All fellows participate in curricula and activities designed to foster core competencies in negotiation, conflict resolution, self-assessment, peer assessment, project management/personnel management, time management, becoming independent, working with the media, writing a manuscript for peer review, preparing a curriculum vita, and team science.
Core competencies are developed primarily through seminars, peer-to-peer learning and mentored activities: One seminar features external speakers who have expertise in specific areas, and who then facilitate discussion. Another is intimate and small, with a requirement that fellows attend all sessions and respect confidentiality. The focus is on peer supported discussion about the challenges fellows face on topics such as time management and individualized career planning.
In addition to the core competencies, each fellow will acquire extensive specialized competencies in one of the three tracks.
Fellowship activities consist of the following:
- Participation in two required recurring workshop/seminar series
- A for-credit certificate or master’s degree in their designated track
- A mentored project specific to track
- Clinical service, typically as a clinician educator, not to exceed 25% of the time
- Regular interaction with a faculty advisor and a project mentor
Educational leadership track
In the last several years, medical education has embarked on a transformation, increasingly adopting evidence based, experiential learning environments focused on achieving specific, measurable, practical outcomes. Furthermore, a substantial number of community based medical schools have emerged, with many new community based clinicians taking on teaching roles for the first time. Curricula are rapidly moving away from traditional passive to engaged instructional methods such as Problem Based Learning and Team Based Learning. And patient care education is moving into community based practice settings. While these changes are welcome, their success depends on medical school faculty, including a large number of community based faculty, with the knowledge and skill to support recent innovations.
Competencies: The educational leadership track seeks to build competencies in applied knowledge of curriculum development, student and program assessment in the health professions sufficient to identify unmet learner needs, the content and optimal instruction methods to respond to those needs, and the tools for measuring the educational program as defined by learner outcomes.
Coursework: Certificate in Health Professions Curriculum Design and Assessment. Fellows complete a 10 credit hour curriculum that is either entirely online, or combines online with classroom course work, consisting of courses selected from the Master’s in Health Professions Education program, including MHPE 502 Instruction and Assessment in Health Professions Education, and MHPE 503 Curriculum and Program Evaluation in Health Professions Education.
Mentored Projects: Drawing on the expertise they acquire in curriculum development, and learner and program assessment while taking classes in the Department of Medical Education, fellows will identify a clinically significant learning gap at the undergraduate or graduate medical education level, and work with a faculty education leader, e.g. a program director, clerkship director, assistant/associate dean for curriculum in the College of Medicine to develop and implement a curricular intervention with tools for assessment.
Clinical Services leadership

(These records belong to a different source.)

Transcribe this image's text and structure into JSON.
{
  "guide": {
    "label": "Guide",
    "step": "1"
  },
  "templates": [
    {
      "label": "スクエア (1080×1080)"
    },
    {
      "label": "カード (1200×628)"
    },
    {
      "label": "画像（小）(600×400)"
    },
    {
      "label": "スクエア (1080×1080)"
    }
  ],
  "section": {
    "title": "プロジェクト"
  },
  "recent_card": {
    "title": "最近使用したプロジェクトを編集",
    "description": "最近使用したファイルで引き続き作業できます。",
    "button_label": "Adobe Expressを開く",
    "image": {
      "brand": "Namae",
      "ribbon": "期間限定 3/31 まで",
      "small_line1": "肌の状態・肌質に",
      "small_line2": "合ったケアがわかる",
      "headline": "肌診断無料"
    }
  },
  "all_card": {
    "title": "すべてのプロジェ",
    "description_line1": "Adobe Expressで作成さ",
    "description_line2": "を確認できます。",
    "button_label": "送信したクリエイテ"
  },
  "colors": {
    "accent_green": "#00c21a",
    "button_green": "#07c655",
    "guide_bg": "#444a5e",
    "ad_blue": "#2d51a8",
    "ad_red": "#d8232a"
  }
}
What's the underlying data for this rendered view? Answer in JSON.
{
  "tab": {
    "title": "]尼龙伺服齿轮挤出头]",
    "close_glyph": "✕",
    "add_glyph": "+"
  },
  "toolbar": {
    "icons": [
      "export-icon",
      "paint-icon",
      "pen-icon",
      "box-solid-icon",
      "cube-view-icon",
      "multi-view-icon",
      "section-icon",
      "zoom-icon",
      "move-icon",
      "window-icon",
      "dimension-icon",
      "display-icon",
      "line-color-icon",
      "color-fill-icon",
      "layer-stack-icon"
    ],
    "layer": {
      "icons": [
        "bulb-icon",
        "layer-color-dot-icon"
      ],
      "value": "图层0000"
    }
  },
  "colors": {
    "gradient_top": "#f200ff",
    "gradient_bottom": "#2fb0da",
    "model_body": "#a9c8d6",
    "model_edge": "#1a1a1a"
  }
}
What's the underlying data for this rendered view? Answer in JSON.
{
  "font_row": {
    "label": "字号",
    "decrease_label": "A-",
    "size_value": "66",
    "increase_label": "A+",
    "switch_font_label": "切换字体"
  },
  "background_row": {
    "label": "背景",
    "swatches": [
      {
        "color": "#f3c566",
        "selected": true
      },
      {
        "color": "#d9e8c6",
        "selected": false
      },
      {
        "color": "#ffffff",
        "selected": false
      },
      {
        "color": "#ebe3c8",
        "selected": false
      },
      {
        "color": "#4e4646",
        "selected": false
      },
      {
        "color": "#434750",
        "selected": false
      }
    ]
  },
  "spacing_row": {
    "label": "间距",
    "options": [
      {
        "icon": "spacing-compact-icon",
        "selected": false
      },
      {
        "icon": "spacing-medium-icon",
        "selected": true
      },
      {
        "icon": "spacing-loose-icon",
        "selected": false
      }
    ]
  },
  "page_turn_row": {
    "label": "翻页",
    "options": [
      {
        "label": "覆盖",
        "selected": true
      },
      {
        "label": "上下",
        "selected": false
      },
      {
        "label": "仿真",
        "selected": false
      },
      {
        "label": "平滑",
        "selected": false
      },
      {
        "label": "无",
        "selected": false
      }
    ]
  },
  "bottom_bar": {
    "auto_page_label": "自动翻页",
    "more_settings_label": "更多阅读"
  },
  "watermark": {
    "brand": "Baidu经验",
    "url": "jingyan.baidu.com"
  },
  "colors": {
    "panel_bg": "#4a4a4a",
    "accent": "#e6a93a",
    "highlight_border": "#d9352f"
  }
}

Since the National Academy of Medicine (formerly Institute of Medicine), released a series of reports, beginning in 1999, on error prevention, and quality and patient safety in health care, there has been a growing demand for the requisite leadership skills among chief medical officers, clinical directors and executives who shape the culture and guide the operations of health systems.
Competencies: The Clinical Services Leadership track seeks to build knowledge and experience in implementation science and project management to critically evaluate and translate evidence into practice and process improvement, and the skills to design and implement a comprehensive error science management plan.
Coursework: Certificate in Patient Safety, Error Science and Full Disclosure: Fellows complete a three course 12 credit hour curriculum that is entirely online and asynchronous, and consists of three courses, each eight weeks, and requires approximately 18-22 hours of work/week per course. It takes approximately 1 ½ semesters to complete.
Mentored Projects: Fellows will be assigned specific process improvement projects and serve as clinical champions for designated priority projects under the supervision and guidance of a medical center leader.
The research track incorporates completion of a master’s degree in Clinical and Translational Science, and preparation of a proposal for submission for a federally funded career development award. In some respects, this track is similar to a traditional clinical research fellowship. However, it differs in that fellows will be cross-disciplinary, meaning they may come from any clinical discipline. Second, they will participate in the same seminar series and mentoring activities as fellows in the clinical leadership and educational tracks, designed to foster essential competencies for career development.
Competencies: The research track seeks to build competencies in the identification of clinical & translational research questions, literature review and critique, study design, best research practices, statistical approaches to study design and data analysis, scientific communication, translational teamwork, and community engagement.
Coursework: MS in Clinical and Translational Science: Fellows complete a 32 credit hour degree program. About 26 credit hours are online and 6 are in the classroom. It includes a mentored project that culminates in writing a K award proposal.
Mentored Projects: Fellows will work on a research project with a senior scholar. They will also generate an independent research question and research plan preparatory to writing a career development award. Mentors may come from any department if appropriately prepared, including the VA via the Center for Innovation for Complex Chronic Health Care. This component of the fellowship will be closely coordinated with the MS in Clinical and Translational Science such that the mentored project, culminating in the K award proposal will meet the requirements for MS as detailed above.